Website and app data records:
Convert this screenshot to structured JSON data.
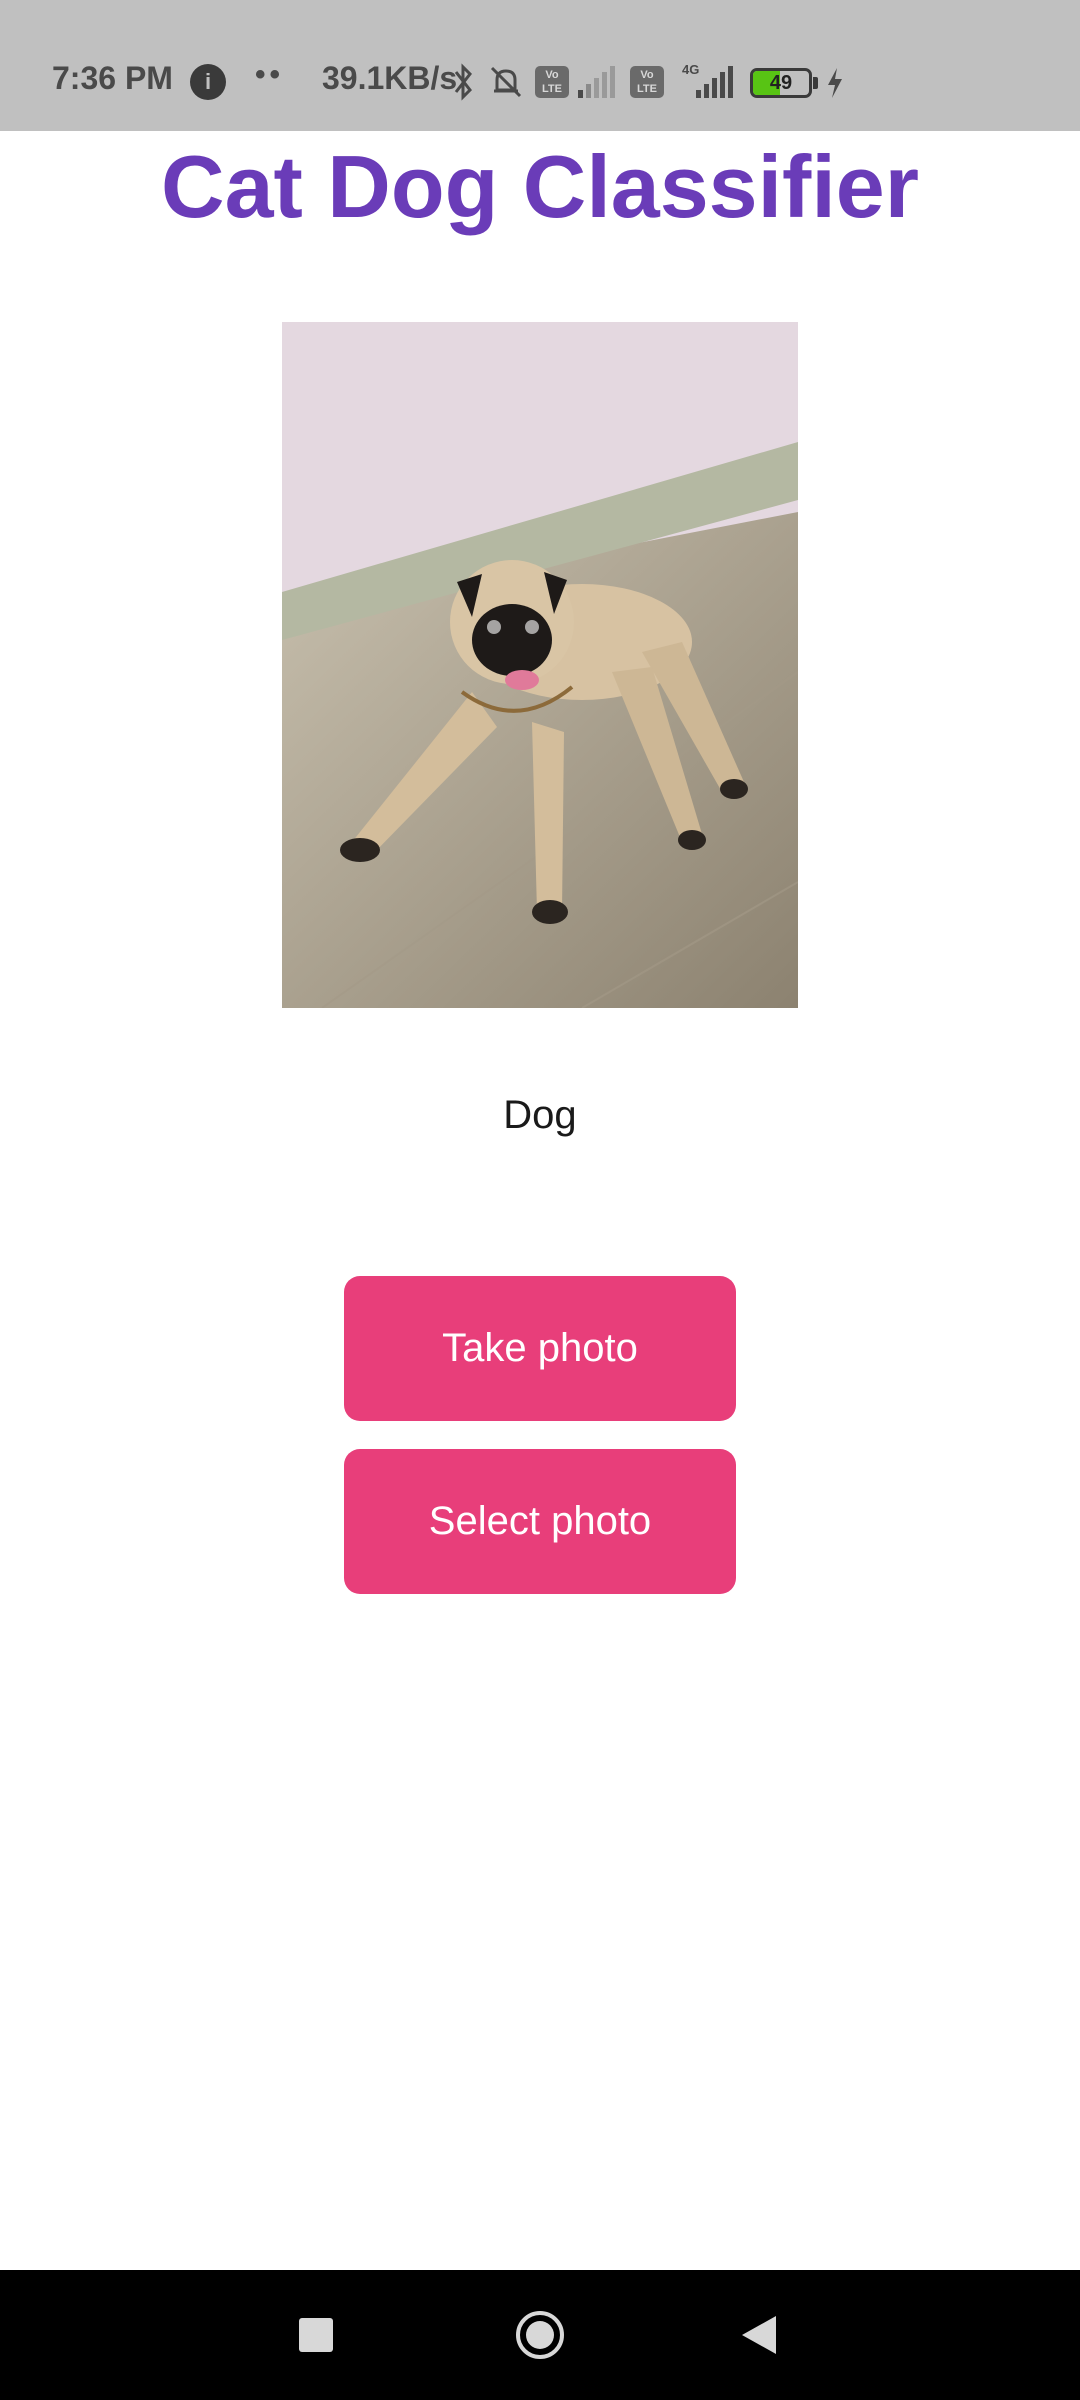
{
  "status_bar": {
    "time": "7:36 PM",
    "app_badge": "i",
    "dots": "••",
    "net_speed": "39.1KB/s",
    "sim1_label_top": "Vo",
    "sim1_label_bottom": "LTE",
    "sim2_label_top": "Vo",
    "sim2_label_bottom": "LTE",
    "sim2_tech": "4G",
    "battery_level": "49",
    "battery_fraction": 0.49,
    "icons": [
      "bluetooth-icon",
      "bell-muted-icon",
      "signal-icon",
      "charging-icon"
    ]
  },
  "app": {
    "title": "Cat Dog Classifier",
    "prediction": "Dog",
    "take_photo_label": "Take photo",
    "select_photo_label": "Select photo"
  },
  "colors": {
    "title": "#6a3cb8",
    "button": "#e83e7a",
    "status_bar": "#c0c0c0"
  },
  "nav_bar": {
    "icons": [
      "recents-square-icon",
      "home-circle-icon",
      "back-triangle-icon"
    ]
  }
}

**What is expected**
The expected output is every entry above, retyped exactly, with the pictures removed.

**Answer to this exercise**
Convert this screenshot to structured JSON data.
{
  "status_bar": {
    "time": "7:36 PM",
    "app_badge": "i",
    "dots": "••",
    "net_speed": "39.1KB/s",
    "sim1_label_top": "Vo",
    "sim1_label_bottom": "LTE",
    "sim2_label_top": "Vo",
    "sim2_label_bottom": "LTE",
    "sim2_tech": "4G",
    "battery_level": "49",
    "battery_fraction": 0.49,
    "icons": [
      "bluetooth-icon",
      "bell-muted-icon",
      "signal-icon",
      "charging-icon"
    ]
  },
  "app": {
    "title": "Cat Dog Classifier",
    "prediction": "Dog",
    "take_photo_label": "Take photo",
    "select_photo_label": "Select photo"
  },
  "colors": {
    "title": "#6a3cb8",
    "button": "#e83e7a",
    "status_bar": "#c0c0c0"
  },
  "nav_bar": {
    "icons": [
      "recents-square-icon",
      "home-circle-icon",
      "back-triangle-icon"
    ]
  }
}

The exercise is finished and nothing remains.